The career technical education program is one five spokes in the Malheur County Poverty to Prosperity program, which is designed to help the county’s economy by helping develop a trained work force to draw additional industry and jobs to the county
Other parts of the Malheur County Wheel of Prosperity include expanding industrial lands, utilizing natural resources, retaining local resources and expanding the agricultural trade sector.
Poverty to Prosperity leaders and staff presented their program during the Ontario Chamber of Commerce Forum Monday. They reminder their listeners that while the program has been started, there is still a long way to go. They urged the community to continue its support to help the initiative succeed.
“It’s a [plan] for youth to lead the county out of poverty,” said Riley Hill, one of the founders and leaders of Poverty to Prosperity. “They can bring Malheur County out of it.”

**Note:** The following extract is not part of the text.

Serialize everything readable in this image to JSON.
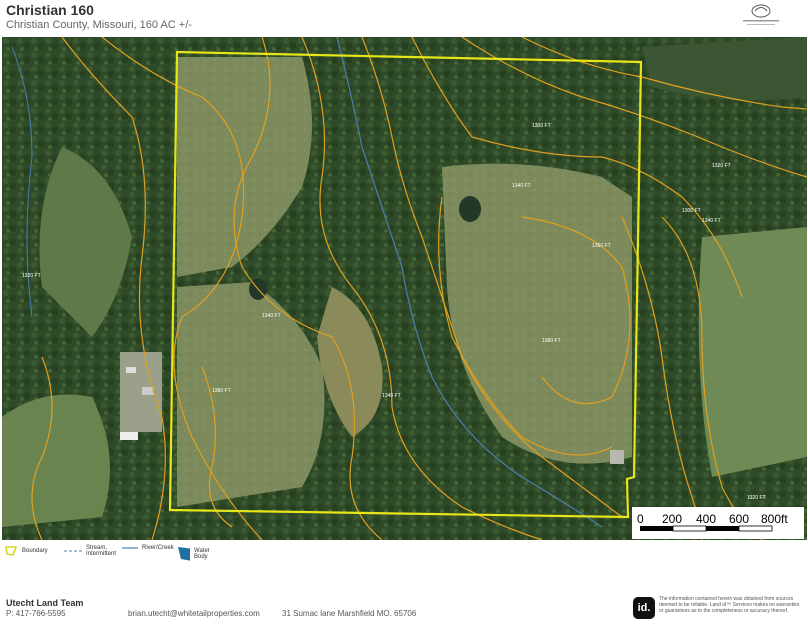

The goal of the career technical program is to keep youths in the county by giving them a local place to train for local jobs.
The county has made progress in expanding its inventory of industrial land, with seven new industrial zones sites recently approved by the Department of Land Conservation and Development, Hill noted.
Poverty to Prosperity has received grants from the state to get career technical education programs started, including funds to hire CTE coordinator Elaine Taylor, instructors and to purchase equipment.
High school juniors in the first welding class will be taking their second year, starting this fall, at Treasure Valley Community College, while a second first-year welding class will be held at Ontario High School facilities. Most of the seniors in the first class will continue to their training at TVCC to become certified welders.
“It gives the kids hope,” said Dirk DeBoer, a co-founder of Poverty to Prosperity.
But the support from the community is still needed, he said.
“Don’t slack off,” he told the Chamber.
“There are more steps to take,” DeBoer said, adding that he would like to have other communities join in.
Presently, students from Ontario, Nyssa and Vale high schools are involved in the CTE programs. He said the initiative hopes to include students from outlying schools in county in the future.
Mark Redmond, curriculum director of the Malheur Education Service District, said the allied health program will start this fall, with an instructor traveling to each school during the day to teach classes.
The initial year will be offered to sophomores and will focus on allied health occupations, what types of jobs are available and what opportunities they offer students. Redmond said professionals working in those jobs now will be needed to talk to students about they do.
During the following two years of the program, students will be able to come away with certified nursing assistant degrees and basic health certificates, which could lead to other opportunities in the medical field. An instructor for the class is still being sought.
The next program that the CTE committee would like to start is automated systems, which would train students to operate the technology being used by various industries now and in the future.